MB: At a risk of answering that question as it is always answered, because the themes at the play’s heart are about what it is to be a human being, and that’s never going to change. Some of the societal elements, such as people’s view of fate, and religion, and God, that has actually changed quite a lot. Our need to believe in something bigger than ourselves, however, I don’t think has changed at all. It’s a play about that, and a play about love, and about passion, and regret. They’re themes that will be relevant forever; Shakespeare knew that, Sophocles knew that, the best writers nowadays write about these themes too. The other thing is, there have been some brilliant adaptations and films, and theatre productions of the Greek plays.
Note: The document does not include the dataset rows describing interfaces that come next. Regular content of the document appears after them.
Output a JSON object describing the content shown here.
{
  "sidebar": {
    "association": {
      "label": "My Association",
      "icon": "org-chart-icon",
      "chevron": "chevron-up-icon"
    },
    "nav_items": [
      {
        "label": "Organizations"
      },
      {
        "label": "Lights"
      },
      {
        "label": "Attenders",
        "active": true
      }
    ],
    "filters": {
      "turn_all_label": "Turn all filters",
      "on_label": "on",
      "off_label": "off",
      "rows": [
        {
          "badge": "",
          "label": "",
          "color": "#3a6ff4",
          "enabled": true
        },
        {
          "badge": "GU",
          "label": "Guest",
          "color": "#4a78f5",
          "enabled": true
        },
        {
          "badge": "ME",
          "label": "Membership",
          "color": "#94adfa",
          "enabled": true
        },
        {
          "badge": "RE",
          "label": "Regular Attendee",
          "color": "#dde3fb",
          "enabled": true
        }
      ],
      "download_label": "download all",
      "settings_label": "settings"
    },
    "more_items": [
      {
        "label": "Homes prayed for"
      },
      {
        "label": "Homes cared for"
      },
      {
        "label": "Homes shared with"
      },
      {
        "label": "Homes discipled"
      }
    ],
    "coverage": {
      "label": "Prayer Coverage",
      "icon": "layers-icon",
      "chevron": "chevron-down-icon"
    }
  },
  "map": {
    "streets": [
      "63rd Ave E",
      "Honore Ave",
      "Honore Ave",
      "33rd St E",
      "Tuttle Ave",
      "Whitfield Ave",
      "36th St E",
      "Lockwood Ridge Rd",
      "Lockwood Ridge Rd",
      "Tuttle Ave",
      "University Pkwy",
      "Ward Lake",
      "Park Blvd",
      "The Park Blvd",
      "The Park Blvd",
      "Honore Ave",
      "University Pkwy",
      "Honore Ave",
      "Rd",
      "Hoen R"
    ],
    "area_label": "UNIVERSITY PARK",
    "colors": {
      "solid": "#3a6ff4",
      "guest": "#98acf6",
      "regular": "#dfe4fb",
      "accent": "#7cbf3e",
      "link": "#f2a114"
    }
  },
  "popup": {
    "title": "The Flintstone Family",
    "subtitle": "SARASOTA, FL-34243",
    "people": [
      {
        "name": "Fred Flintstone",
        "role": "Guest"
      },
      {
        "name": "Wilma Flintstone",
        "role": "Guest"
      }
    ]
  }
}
Every decade or so there will be a brilliant Oedipus or Medea at the National, so the ball kind of stays in the air, because I think directors want to take them on. It’s similar to the way every young male actor wants Hamlet on their CV, every director wants, probably Hamlet actually, and a Greek play, as a sort of hit list.
LJB: Its one of the really big plays that, as Martin says, everyone wants to do, and it really informs our understanding of the history of theatre, and the progress of theatre. It’s a really huge part of theatre’s heritage, so I think it is definitely still relevant from the perspective of looking at where theatre started, and where it is now.
MB: The other thing is we love watching the big stuff. It’s a play about a guy, who realises he has had children with his mother and kills his father. I mean, why wouldn’t you want to watch that? It’s dramatic, isn’t it? The Greeks were lucky, because they were first, so they got to write about and perform plays featuring all these really big themes. For example, Lysistrata by Aristophanes is all about sex and gender politics.
LJB: It’s just a really good, interesting dramatic story. I think that’s always going to be relevant and engaging.
MB: Look at Game of Thrones! That’s successful, because loads of people die, a lot of people have sex, themes similar to Oedipus.
Why should University of Nottingham students come and watch Oedipus?
LJB: I think UoN students should come and watch Oedipus, because you don’t generally see classical plays, certainly not Greek plays, done in regional theatres. I think, as Martin says, you do get big productions like Oedipus or Medea at the National, or some of the smaller theatres in London. However, in the regions, because the focus is on selling tickets, the theatres tend to want the big names and famous plays, such as Hamlet and Journey’s End. I think it’s great that UoN students will get the opportunity to see this fantastic play, that they’re not necessarily going to be able to see again outside of London, and that is being done in such a different way. The language and script are just so accessible and the way Martin has directed it is really funny. It’s not a stuffy adaptation of the play, so it doesn’t take itself too seriously, but then it really does pack that punch at the end. It’s a really energetic and beautiful show, and it’s only an hour and ten minutes long, so you can go out afterwards!
MB: And it’s only £5! We’ve targeted the student audience with every single element of this production, so hopefully they’ll come and see it and enjoy it.
Finally, sum up the production in three words.
LJB: Bizarre, frantic, thought-provoking!
MB: Inventive, varied, brilliant!
Jessica Millott and Amy Wilcockson
‘Oedipus’ is running at the Lakeside Arts Centre from Tuesday 19th April until Saturday 23rd April. Tickets for students are £5. For more information and to buy tickets, see here.